From the remnants of the gazebo, the view of the countryside is once again alive with birds and deer and wildlife, in contrast to the wrecked house that the Robinsons once called home. The windows are busted out, the curtains blowing in and out of the openings, with the gusts of wind. The front of the house — which was made of Tennessee stone that the Robinsons set into place by hand — is nearly intact, but the back of the house was shredded by the force of the water punching its way through.
“We can’t ever go back there,” said Robinson, who wed on Christmas Day in 1955, and lived in Pinhook most of her married life.
She hopes to salvage the stone from the ruins to use on a new home she dreams of building in a new Pinhook, outside the floodway.
Robinson and Tarver say it would be impossible to rebuild on the village site — even if they had the desire to do so — because of floodplain restrictions that require new homes to be elevated, either on stilts or earthen mounds, 10 to 15 feet above ground level.
“As long as they can put their finger on that button to blow it up, we don’t want to go back,” Tarver said.
Although the backwater was a mess, it didn’t tear up their homes, Tarver said. That damage was fixable. But after seeing the floodway activated — something she never thought she’d see — closing the southern gap in the levee is no longer the driving issue for Pinhook residents.
“They’ve run the people out already,” she said. “There’s nothing but farmers in the floodway now, and they just use the homes for farm season.
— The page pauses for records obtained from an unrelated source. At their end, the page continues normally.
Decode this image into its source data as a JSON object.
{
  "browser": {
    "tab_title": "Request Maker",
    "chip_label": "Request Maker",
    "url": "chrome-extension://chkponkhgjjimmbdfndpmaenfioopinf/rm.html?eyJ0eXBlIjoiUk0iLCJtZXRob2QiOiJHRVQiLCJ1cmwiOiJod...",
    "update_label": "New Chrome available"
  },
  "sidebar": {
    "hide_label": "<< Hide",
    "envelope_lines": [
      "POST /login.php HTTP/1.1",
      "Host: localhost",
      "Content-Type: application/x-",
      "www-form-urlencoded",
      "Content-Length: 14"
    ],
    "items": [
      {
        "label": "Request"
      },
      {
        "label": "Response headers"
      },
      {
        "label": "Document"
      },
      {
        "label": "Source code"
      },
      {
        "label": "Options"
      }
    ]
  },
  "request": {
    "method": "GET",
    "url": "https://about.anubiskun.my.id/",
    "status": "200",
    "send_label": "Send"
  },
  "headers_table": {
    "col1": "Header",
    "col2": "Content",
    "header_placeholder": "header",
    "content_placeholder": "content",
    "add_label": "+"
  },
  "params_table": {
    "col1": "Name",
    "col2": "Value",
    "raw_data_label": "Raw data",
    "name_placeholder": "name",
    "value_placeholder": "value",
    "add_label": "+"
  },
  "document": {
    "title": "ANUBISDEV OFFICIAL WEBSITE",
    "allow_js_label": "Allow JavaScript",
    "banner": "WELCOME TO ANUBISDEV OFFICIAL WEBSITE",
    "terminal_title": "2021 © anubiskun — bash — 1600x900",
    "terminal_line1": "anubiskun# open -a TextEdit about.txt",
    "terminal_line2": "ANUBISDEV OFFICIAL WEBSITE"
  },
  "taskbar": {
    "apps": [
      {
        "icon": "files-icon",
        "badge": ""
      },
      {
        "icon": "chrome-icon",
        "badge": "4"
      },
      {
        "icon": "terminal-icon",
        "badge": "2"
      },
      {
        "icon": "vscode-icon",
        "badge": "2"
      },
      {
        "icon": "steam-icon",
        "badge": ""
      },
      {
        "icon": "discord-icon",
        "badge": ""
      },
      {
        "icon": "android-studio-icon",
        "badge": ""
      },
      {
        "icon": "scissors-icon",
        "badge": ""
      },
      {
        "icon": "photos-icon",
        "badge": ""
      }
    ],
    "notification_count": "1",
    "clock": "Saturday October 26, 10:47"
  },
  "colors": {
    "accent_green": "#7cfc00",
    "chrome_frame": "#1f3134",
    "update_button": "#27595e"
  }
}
They finished what they started out to do. They got rid of us. My hats off to them for whatever they’re going to do. I’m not mad at them, but at the same time, I would expect that if you’re going to run somebody out, you’re going to need to set them back up again.”